But when the disciples saw Him walking on the sea, they were terrified, and said, “It is a ghost!” and they cried out in fear.
The world loves a conspiracy and it got one last week from a four-inch fragment of papyrus. By now you’ve heard of the Harvard professor of antiquity who came into possession of a remarkably preserved swatch of Egyptian writing, purportedly from the fourth century, which spoke of Jesus and His mother, Mary. That someone had unearthed another piece of ancient hagiography would be no story amid the torrent of other more pressing news. What made this find newsworthy was that the text reports Jesus saying, “My wife...”
Were the fragment to be found genuine and its translation from the Coptic plausible, the content would serve to challenge the Bible’s and the church’s consistent teaching that Jesus had been single and celibate for the entirety of His earthly ministry.
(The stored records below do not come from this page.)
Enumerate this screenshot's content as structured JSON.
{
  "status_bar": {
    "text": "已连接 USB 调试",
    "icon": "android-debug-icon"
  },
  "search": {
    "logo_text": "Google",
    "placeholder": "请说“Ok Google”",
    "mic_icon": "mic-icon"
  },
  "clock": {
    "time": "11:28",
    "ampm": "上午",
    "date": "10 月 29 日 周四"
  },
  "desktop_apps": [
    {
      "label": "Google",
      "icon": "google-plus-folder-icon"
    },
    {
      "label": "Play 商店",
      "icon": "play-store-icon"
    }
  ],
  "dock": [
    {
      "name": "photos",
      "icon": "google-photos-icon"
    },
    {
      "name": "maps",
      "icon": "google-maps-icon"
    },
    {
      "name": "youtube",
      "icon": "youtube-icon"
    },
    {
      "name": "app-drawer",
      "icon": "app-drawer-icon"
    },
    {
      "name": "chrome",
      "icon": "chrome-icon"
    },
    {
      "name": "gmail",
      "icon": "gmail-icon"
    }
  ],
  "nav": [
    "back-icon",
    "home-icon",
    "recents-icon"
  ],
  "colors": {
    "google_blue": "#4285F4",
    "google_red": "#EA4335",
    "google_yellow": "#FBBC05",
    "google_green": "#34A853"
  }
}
The conspiratorial impulse kicked into high gear when some from the scholarly community used this week’s discovery to insinuate there are only two reasons that could explain why the church has always taught that Jesus had been unmarried: either it’s just a matter of “happenstance,” as one scholar put it, that our earliest existing texts about Jesus portray Him as single, or it’s because the church’s early exaltation of celibacy as a mark of true holiness justified suppression of alternative perspectives on Jesus’ marital status.
Ross Douthat of the New York Times wondered out loud why the scholarly community wouldn’t consider a third, and to him, more plausible explanation—namely, that Jesus was in fact celibate. We need not entertain a Dan Brown-esque form of historiographical sleight of hand masquerading as scholarship when a simple review of the existing data will do.
We’re drawn to conspiratorial theories that undermine earlier explanations, probably for many reasons. We ought not disparage the impulse out of hand given the number of salutary discoveries that arose from intuitive dissatisfactions with long-standing theories. But we should admit that the more we can complicate our picture of an issue, the less claim we feel it has upon us. In this case, the more controversy we inject into the identity of Jesus, the less inclined we are to see Him as an authority.
So the consequence of every misapprehension of Jesus is to treat Him as less than He deserves. For the world can think of Him as, at best, a historical enigma and in turn relegate Him to the status of eccentric sage. The disciples can think of Him as a ghost, as He approached them walking on the water, and reduce Jesus to something only to fear. Judas can try to force Jesus’ hand as if He were a revolutionary gone soft, while Peter can try to preserve Him from harm as One unworthy to suffer.
In each case, misapprehending Jesus is a distortion not only of His identity but also of what is due Him. Recall your own experience with being misunderstood and you remember how unbefitting the response you received. Shouldn’t we be all the more concerned with viewing Him properly that we might treat Him rightly?
Oh, but does He ask too much? Aren’t His ways inscrutable (Rom 11:39)? Don’t we see Him through a glass darkly, waiting for a day of greater clarity (1 Cor 13:12)? Aren’t we commended for loving Him though we do not see Him (1 Pet 1:8)?
Until we see Him as He is (1 Jn 3:2), we will never comprehend Him fully. But despite His incomprehensibility, we still gain sufficient understanding of Him from even His most succinct statements.
For Jesus is the One who said, “Take heart.” With Him comes good reason to pull ourselves together no matter how our moment pulls us apart.
He is the One who said, “It is I.” Jesus is no ghost, but the very Son of God whose taking away the sins of the world amply proves His love and His ability to confirm the rationale for hope.
Christ is the One who said, “Do not be afraid.” Whatever our thoughts or preliminary conclusions that would induce in us a panic, His pardon, presence, and promise are all sufficient to render such panic not just premature but pointless.
Your life may be as tattered as that fourth-century fragment, your moment as indecipherable as some of its ancient inscription. But whatever may be conspiring against you—it meets its match in Him who came—and died—for His bride.